Last November I was interviewed for a second time for Classics Confidential, a site which hosts video discussions with scholars about their work.  The interview has now gone up.

This is, I think, rather interesting.  It was meant to be me talking about my research - how the Liverpool conference on Classics and Science Fiction went (brilliantly, thank you very much), and what I'm planning on doing next. And then Anastasia asked me why studying popular culture was important, and that led to me stating clearly on record what I believe the objectives of widening access to Classics should be (don't ring-fence the subject, either for socio-economic elites or for intellectual elites, but don't impose it on everyone either), and why I think pushing people away from the humanities towards sciences and business studies in some cases is failing students. These are ideas I've been talking about in conversation for a long time, but I haven't stated them publicly very often.  I suspect a number of people will not agree with me on some of these points, but I stand by what I say here.

Saturday, March 08, 2014

Edith Hamilton: A blog post for International Women's Day.

"It has always seemed strange to me that in our endless discussions about education so little stress is laid on the pleasure of becoming an educated person, the enormous interest it adds to life. To be able to be caught up into the world of thought — that is to be educated." - Edith Hamilton

Until recently, I knew very little about Edith Hamilton. I had heard the the name, but was not familiar with her achievements.
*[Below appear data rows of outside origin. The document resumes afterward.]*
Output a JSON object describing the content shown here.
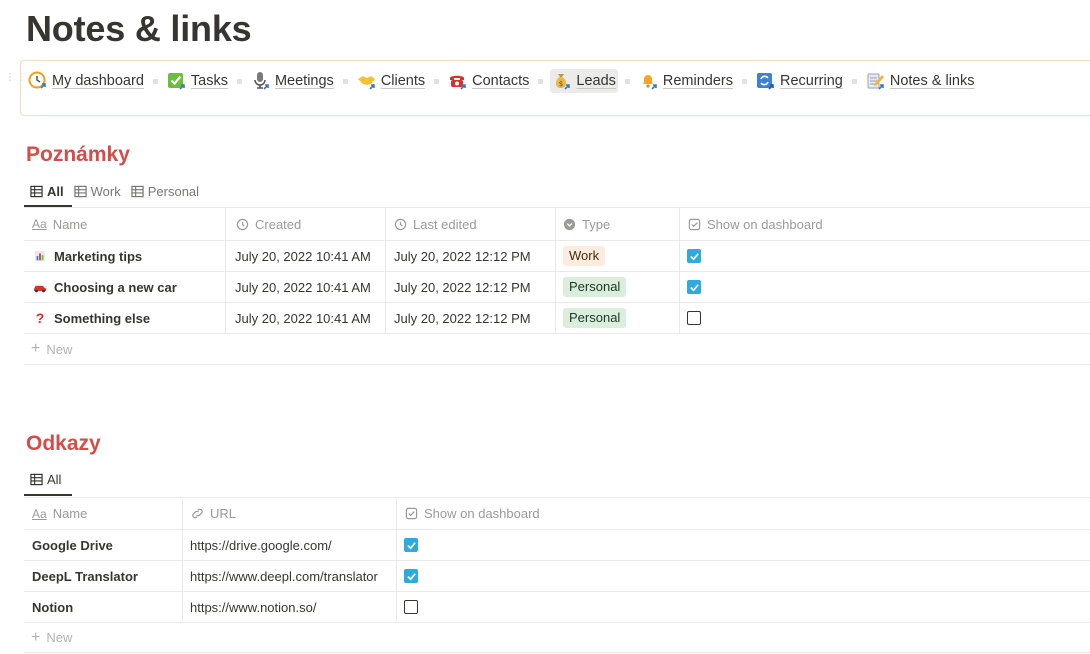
{
  "page": {
    "title": "Notes & links"
  },
  "nav": {
    "items": [
      {
        "label": "My dashboard",
        "icon": "clock-icon"
      },
      {
        "label": "Tasks",
        "icon": "check-square-icon"
      },
      {
        "label": "Meetings",
        "icon": "microphone-icon"
      },
      {
        "label": "Clients",
        "icon": "handshake-icon"
      },
      {
        "label": "Contacts",
        "icon": "telephone-icon"
      },
      {
        "label": "Leads",
        "icon": "money-bag-icon"
      },
      {
        "label": "Reminders",
        "icon": "bell-icon"
      },
      {
        "label": "Recurring",
        "icon": "repeat-icon"
      },
      {
        "label": "Notes & links",
        "icon": "memo-icon"
      }
    ]
  },
  "notes": {
    "heading": "Poznámky",
    "tabs": [
      "All",
      "Work",
      "Personal"
    ],
    "columns": {
      "name": "Name",
      "created": "Created",
      "edited": "Last edited",
      "type": "Type",
      "show": "Show on dashboard"
    },
    "rows": [
      {
        "name": "Marketing tips",
        "icon": "bar-chart-icon",
        "created": "July 20, 2022 10:41 AM",
        "edited": "July 20, 2022 12:12 PM",
        "type": "Work",
        "show": true
      },
      {
        "name": "Choosing a new car",
        "icon": "car-icon",
        "created": "July 20, 2022 10:41 AM",
        "edited": "July 20, 2022 12:12 PM",
        "type": "Personal",
        "show": true
      },
      {
        "name": "Something else",
        "icon": "question-mark-icon",
        "created": "July 20, 2022 10:41 AM",
        "edited": "July 20, 2022 12:12 PM",
        "type": "Personal",
        "show": false
      }
    ],
    "new_label": "New"
  },
  "links": {
    "heading": "Odkazy",
    "tabs": [
      "All"
    ],
    "columns": {
      "name": "Name",
      "url": "URL",
      "show": "Show on dashboard"
    },
    "rows": [
      {
        "name": "Google Drive",
        "url": "https://drive.google.com/",
        "show": true
      },
      {
        "name": "DeepL Translator",
        "url": "https://www.deepl.com/translator",
        "show": true
      },
      {
        "name": "Notion",
        "url": "https://www.notion.so/",
        "show": false
      }
    ],
    "new_label": "New"
  },
  "colors": {
    "accent_heading": "#d44c47",
    "checkbox_on": "#2eaadc",
    "tag_work": "#fbecdd",
    "tag_personal": "#dbeddb"
  }
}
That changed because I was showing students Michael Cacoyannis' 1971 The Trojan Women. Though Cacoyannis takes the screenplay credit, his contribution is a few scenes, and deciding what people would actually be doing on screen. Most of the words come from Hamilton's 1937 translation Three Greek Plays (an interesting selection: Prometheus Bound, Agamememnon and Trojan Women, not necessarily what one might have thought of if asked to name three Greek plays).  So I decided to find out a little about Hamilton.

She's a fascinating character.  Born in 1867, she was introduced to Latin and Greek by her father, who home-schooled her, and went on to get Bachelor's and Master's degrees at Bryn Mawr College.  She went on to do postgraduate work in Germany, enrolling first at the University of Leipzig, and then at Munich.  This wasn't an altogether happy experience - the German professors were interested in the minutiae of grammar, whilst Hamilton was interested in the overall beauty of Greek literature (this fight between philology and classical civilization still goes on to a degree).

She returned to the US, invited to become head of Bryn Mawr School.  She taught there for twenty-six years, and then retired.  She set home with someone described in biographies as her "life partner", Doris Fielding Reid, with whom she adopted Doris' nephew. Hamilton was in her fifties, Reid in her twenties. So, clearly Hamilton was unconventional in her family arrangements, which in the 1920s was brave. Her biggest contribution to Classics came after she retired. The Greek Way was published in 1930, and was a bestseller. So were several books that followed, such as Mythologies, still apparently used in the US, and Three Greek Plays, which replaced Gilbert Murray's translations as the standard ones in use in the US.  Many people were introduced to the Classics through Hamilton's works.

Yet she's largely forgotten now.  Books such as The Greek Way are perhaps considered too populist, and her translations have been superseded by others.  I'm not convinced I have any of her books in my personal library (though there are things in there that I've forgotten about).  But I shall be trying to rectify that from now.  It's quite clear that she had a love of the ancient world that was not lost though over-familiarity.  And she believed in the value of education for its own sake, as the above quote indicates.  And I have to admire someone who stands up for that.

If you want to read more about Hamilton, there's an article by Judith Peller Hallet in Classical World 90.2-3.